---------- WORKING DATA ----------

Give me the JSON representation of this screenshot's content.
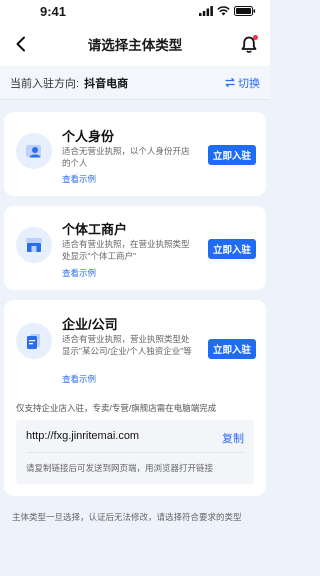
{
  "status_bar": {
    "time": "9:41"
  },
  "nav": {
    "title": "请选择主体类型"
  },
  "direction": {
    "label": "当前入驻方向:",
    "value": "抖音电商",
    "switch_label": "切换"
  },
  "cards": [
    {
      "title": "个人身份",
      "desc": "适合无营业执照，以个人身份开店的个人",
      "example": "查看示例",
      "button": "立即入驻",
      "icon": "person-id-icon"
    },
    {
      "title": "个体工商户",
      "desc": "适合有营业执照，在营业执照类型处显示\"个体工商户\"",
      "example": "查看示例",
      "button": "立即入驻",
      "icon": "storefront-icon"
    },
    {
      "title": "企业/公司",
      "desc": "适合有营业执照，营业执照类型处显示\"某公司/企业/个人独资企业\"等",
      "example": "查看示例",
      "button": "立即入驻",
      "icon": "document-icon"
    }
  ],
  "enterprise_notice": "仅支持企业店入驻，专卖/专营/旗舰店需在电脑端完成",
  "link_box": {
    "url": "http://fxg.jinritemai.com",
    "copy_label": "复制",
    "hint": "请复制链接后可发送到网页端，用浏览器打开链接"
  },
  "footer_note": "主体类型一旦选择，认证后无法修改，请选择符合要求的类型",
  "colors": {
    "accent": "#1f6cf2",
    "link": "#2a6cf0",
    "badge_red": "#f5333f"
  }
}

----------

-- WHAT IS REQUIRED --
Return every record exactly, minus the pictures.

-- ANSWER FOR THIS EXERCISE --
Give me the JSON representation of this screenshot's content.
{
  "status_bar": {
    "time": "9:41"
  },
  "nav": {
    "title": "请选择主体类型"
  },
  "direction": {
    "label": "当前入驻方向:",
    "value": "抖音电商",
    "switch_label": "切换"
  },
  "cards": [
    {
      "title": "个人身份",
      "desc": "适合无营业执照，以个人身份开店的个人",
      "example": "查看示例",
      "button": "立即入驻",
      "icon": "person-id-icon"
    },
    {
      "title": "个体工商户",
      "desc": "适合有营业执照，在营业执照类型处显示\"个体工商户\"",
      "example": "查看示例",
      "button": "立即入驻",
      "icon": "storefront-icon"
    },
    {
      "title": "企业/公司",
      "desc": "适合有营业执照，营业执照类型处显示\"某公司/企业/个人独资企业\"等",
      "example": "查看示例",
      "button": "立即入驻",
      "icon": "document-icon"
    }
  ],
  "enterprise_notice": "仅支持企业店入驻，专卖/专营/旗舰店需在电脑端完成",
  "link_box": {
    "url": "http://fxg.jinritemai.com",
    "copy_label": "复制",
    "hint": "请复制链接后可发送到网页端，用浏览器打开链接"
  },
  "footer_note": "主体类型一旦选择，认证后无法修改，请选择符合要求的类型",
  "colors": {
    "accent": "#1f6cf2",
    "link": "#2a6cf0",
    "badge_red": "#f5333f"
  }
}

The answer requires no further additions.